▶ [The problem]:
Which lines of the records below contain the string "JSON"? Report each of them.

##### Task data

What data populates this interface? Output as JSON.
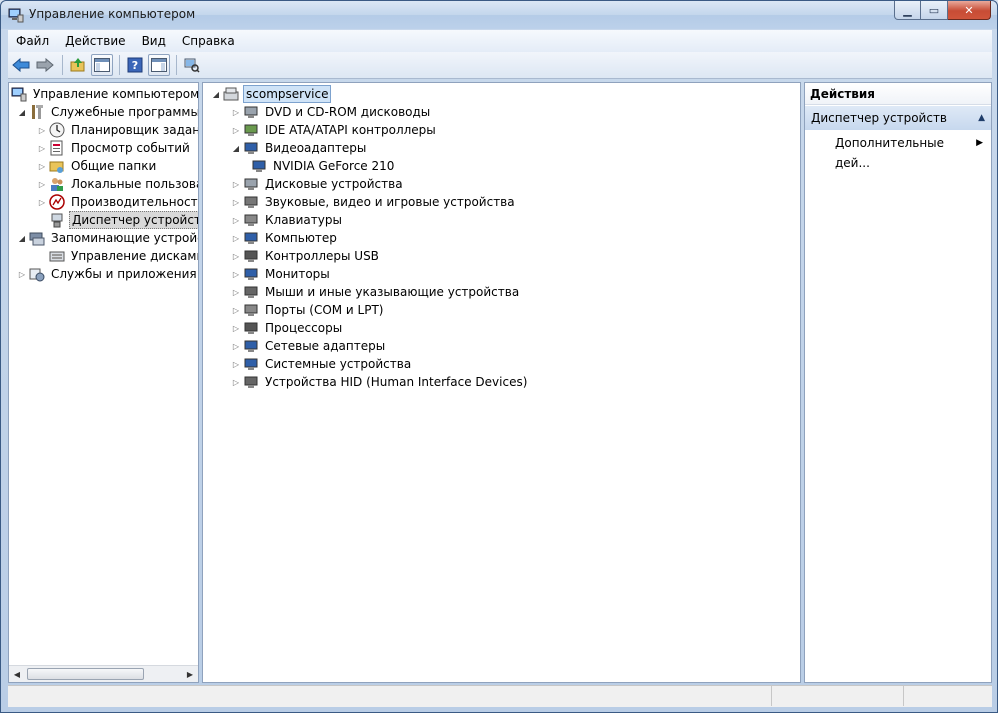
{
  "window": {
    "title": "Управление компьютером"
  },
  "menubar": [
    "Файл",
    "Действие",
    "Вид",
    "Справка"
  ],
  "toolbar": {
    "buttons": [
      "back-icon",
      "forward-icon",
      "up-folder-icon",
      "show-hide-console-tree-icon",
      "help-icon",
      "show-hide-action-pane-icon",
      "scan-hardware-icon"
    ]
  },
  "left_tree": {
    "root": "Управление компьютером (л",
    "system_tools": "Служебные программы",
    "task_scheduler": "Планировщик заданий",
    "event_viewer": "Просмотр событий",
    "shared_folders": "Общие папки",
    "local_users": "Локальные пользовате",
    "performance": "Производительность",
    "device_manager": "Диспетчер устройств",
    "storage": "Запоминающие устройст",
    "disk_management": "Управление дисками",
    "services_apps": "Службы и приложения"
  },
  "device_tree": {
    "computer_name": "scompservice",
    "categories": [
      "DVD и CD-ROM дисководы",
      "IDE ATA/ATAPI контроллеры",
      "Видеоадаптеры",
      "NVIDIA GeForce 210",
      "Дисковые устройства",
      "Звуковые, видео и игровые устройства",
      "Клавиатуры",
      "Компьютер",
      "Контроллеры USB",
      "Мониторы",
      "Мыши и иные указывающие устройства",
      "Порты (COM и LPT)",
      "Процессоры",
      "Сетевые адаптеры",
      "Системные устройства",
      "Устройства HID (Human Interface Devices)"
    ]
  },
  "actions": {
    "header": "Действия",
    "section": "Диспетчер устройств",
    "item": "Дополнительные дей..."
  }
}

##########
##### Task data

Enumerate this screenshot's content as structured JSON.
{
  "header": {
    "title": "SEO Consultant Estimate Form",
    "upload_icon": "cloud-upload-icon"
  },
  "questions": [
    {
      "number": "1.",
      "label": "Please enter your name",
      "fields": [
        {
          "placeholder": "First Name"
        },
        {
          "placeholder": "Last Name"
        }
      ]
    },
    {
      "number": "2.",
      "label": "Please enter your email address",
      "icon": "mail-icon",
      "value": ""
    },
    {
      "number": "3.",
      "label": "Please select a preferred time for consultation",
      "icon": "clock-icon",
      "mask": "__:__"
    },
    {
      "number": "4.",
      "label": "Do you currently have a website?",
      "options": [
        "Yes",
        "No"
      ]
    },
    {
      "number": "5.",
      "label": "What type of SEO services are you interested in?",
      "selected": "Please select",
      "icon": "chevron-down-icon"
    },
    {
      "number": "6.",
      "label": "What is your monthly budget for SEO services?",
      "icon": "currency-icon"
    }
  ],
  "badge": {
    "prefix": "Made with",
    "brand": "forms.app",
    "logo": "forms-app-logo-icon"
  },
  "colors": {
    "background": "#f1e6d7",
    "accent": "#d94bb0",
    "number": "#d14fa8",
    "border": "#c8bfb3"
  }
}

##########
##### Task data

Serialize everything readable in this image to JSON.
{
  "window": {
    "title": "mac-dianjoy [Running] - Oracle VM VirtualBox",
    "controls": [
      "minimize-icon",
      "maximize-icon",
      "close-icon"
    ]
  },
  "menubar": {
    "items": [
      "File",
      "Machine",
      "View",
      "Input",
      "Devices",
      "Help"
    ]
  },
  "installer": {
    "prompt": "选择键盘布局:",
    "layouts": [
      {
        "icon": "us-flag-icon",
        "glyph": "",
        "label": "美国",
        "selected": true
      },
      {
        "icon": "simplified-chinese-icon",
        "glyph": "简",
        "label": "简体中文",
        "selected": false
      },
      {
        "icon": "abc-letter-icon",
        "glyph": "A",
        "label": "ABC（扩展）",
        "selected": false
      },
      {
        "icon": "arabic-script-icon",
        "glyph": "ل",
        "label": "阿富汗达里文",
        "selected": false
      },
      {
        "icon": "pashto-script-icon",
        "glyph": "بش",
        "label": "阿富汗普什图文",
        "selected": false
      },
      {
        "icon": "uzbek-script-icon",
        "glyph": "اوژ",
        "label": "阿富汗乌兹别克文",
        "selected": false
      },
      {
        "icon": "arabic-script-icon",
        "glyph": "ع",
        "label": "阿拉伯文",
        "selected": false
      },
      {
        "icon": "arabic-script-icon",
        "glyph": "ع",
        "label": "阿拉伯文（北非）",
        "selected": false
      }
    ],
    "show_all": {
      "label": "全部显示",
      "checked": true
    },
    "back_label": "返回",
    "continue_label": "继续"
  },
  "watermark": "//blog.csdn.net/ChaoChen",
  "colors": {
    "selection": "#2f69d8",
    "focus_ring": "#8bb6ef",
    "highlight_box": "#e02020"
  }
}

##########

▶ [Exercise output]:
What data populates this interface? Output as JSON.
Enumerate this screenshot's content as structured JSON.
Serialize everything readable in this image to JSON.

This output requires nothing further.